The resulting OSM XML file may be inspected at https://kbk.is-a-geek.net/nycdep-import/nyc_bws_rec_area.osm.
Data Merge Workflow
With only a few hundred multipolygons to import, there's no real need to recruit a large team. The import will take place under a single dedicated account ke9tv-NYCDEP-import.
- One township at a time, use ogr2osm to make an OSM file of just the parcels that lie within the township's borders. This keeps each import to a manageable size.
- Load the OSM file into JOSM, download the data for its bounding box from the OSM server, revalidate, and upload with the appropriate changeset tags.
After the first township is uploaded, the process will pause for a few days to solicit feedback on the mailing lists. If no major problems are detected, the rest of the data should be uploaded in rapid succession, since very little manual work is required to process them.
The objects that require conflation are already identified, and are few enough in number that they can be readily handled manually.
Since the import consists solely of adding a set of tagged multipolygons, reversion should be equally simple. Using the JOSM/Plugins/Reverter plugin is expected to be adequate in the unlikely case that a revert is required.
It is hoped that the multiple checks:
- have this proposal and the associated OSM file reviewed by the community before beginning imports

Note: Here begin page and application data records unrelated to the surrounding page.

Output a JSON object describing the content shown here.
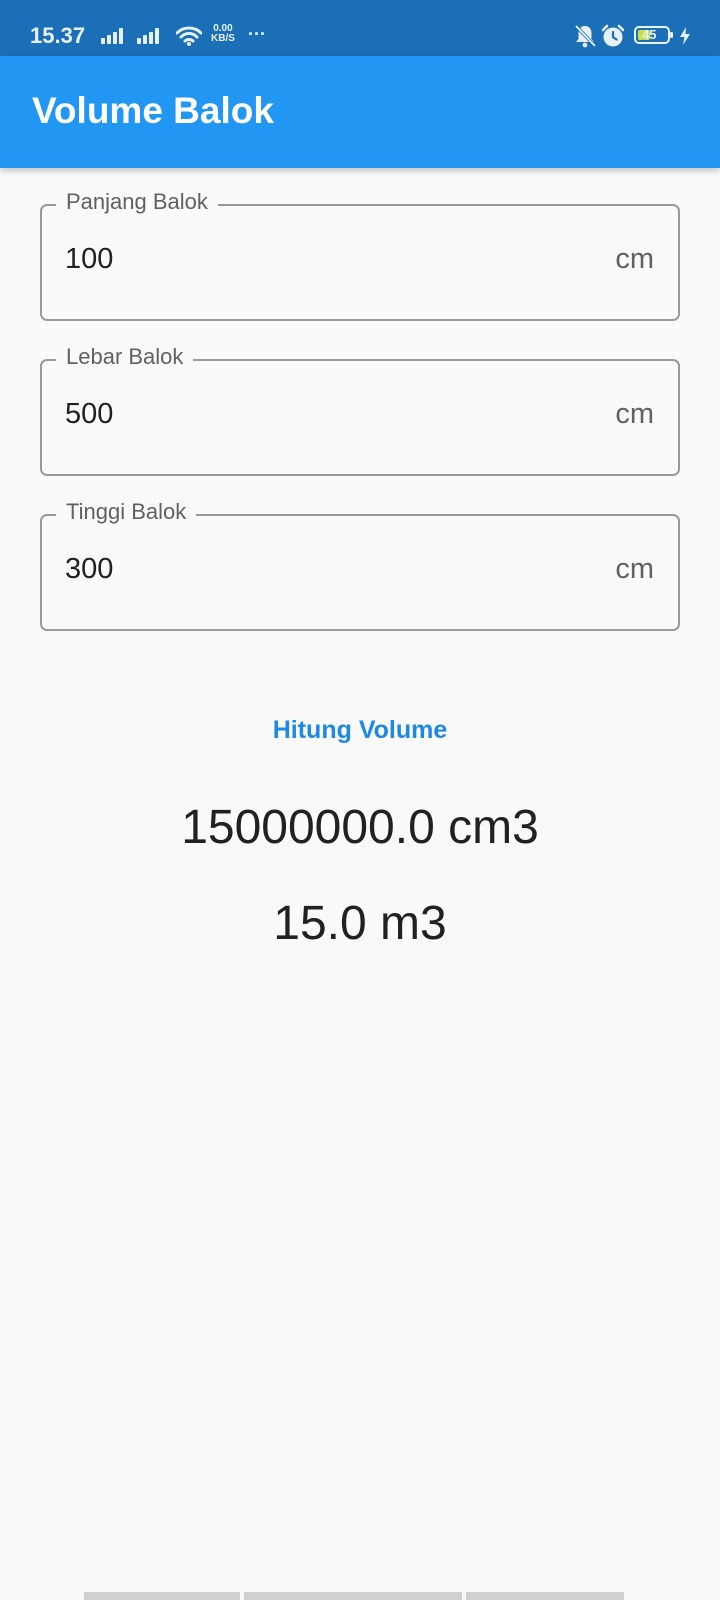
{
  "status_bar": {
    "time": "15.37",
    "net_speed_value": "0.00",
    "net_speed_unit": "KB/S",
    "more": "···",
    "battery": "45",
    "icons": [
      "signal-icon",
      "signal-icon",
      "wifi-icon",
      "bell-off-icon",
      "alarm-icon",
      "battery-icon",
      "charging-icon"
    ]
  },
  "app_bar": {
    "title": "Volume Balok"
  },
  "form": {
    "length": {
      "label": "Panjang Balok",
      "value": "100",
      "suffix": "cm"
    },
    "width": {
      "label": "Lebar Balok",
      "value": "500",
      "suffix": "cm"
    },
    "height": {
      "label": "Tinggi Balok",
      "value": "300",
      "suffix": "cm"
    }
  },
  "button": {
    "label": "Hitung Volume"
  },
  "results": {
    "volume_cm3": "15000000.0 cm3",
    "volume_m3": "15.0 m3"
  },
  "colors": {
    "status_bar": "#1a6fb7",
    "app_bar": "#2196f3",
    "accent": "#1e88e5",
    "background": "#fafafa"
  }
}
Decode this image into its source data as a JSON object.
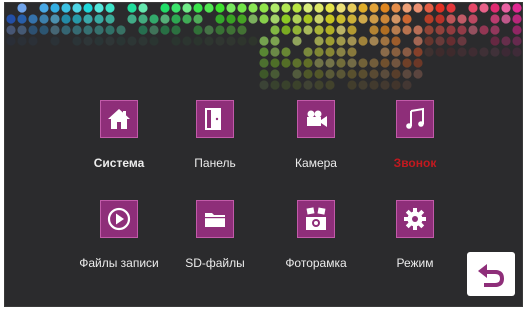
{
  "menu": {
    "items": [
      {
        "label": "Система",
        "icon": "home-icon"
      },
      {
        "label": "Панель",
        "icon": "door-icon"
      },
      {
        "label": "Камера",
        "icon": "video-camera-icon"
      },
      {
        "label": "Звонок",
        "icon": "music-note-icon"
      },
      {
        "label": "Файлы записи",
        "icon": "play-icon"
      },
      {
        "label": "SD-файлы",
        "icon": "folder-icon"
      },
      {
        "label": "Фоторамка",
        "icon": "photo-frame-icon"
      },
      {
        "label": "Режим",
        "icon": "gear-icon"
      }
    ],
    "selected": "Система",
    "highlighted": "Звонок"
  },
  "back_button": {
    "icon": "back-arrow-icon"
  },
  "colors": {
    "background": "#2b2b2d",
    "icon_tile": "#8e2e79",
    "highlight_text": "#c2191f",
    "text": "#ececec"
  }
}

- automatically check all the lands for collisions with other land uses
- automatically check data validity using the JOSM validator
- have the first changeset reviewed by the community before importing in bulk
will provide enough assurance that the import will be an improvement over what is already there. The proponent is willing to impose other reasonable controls, should readers suggest them.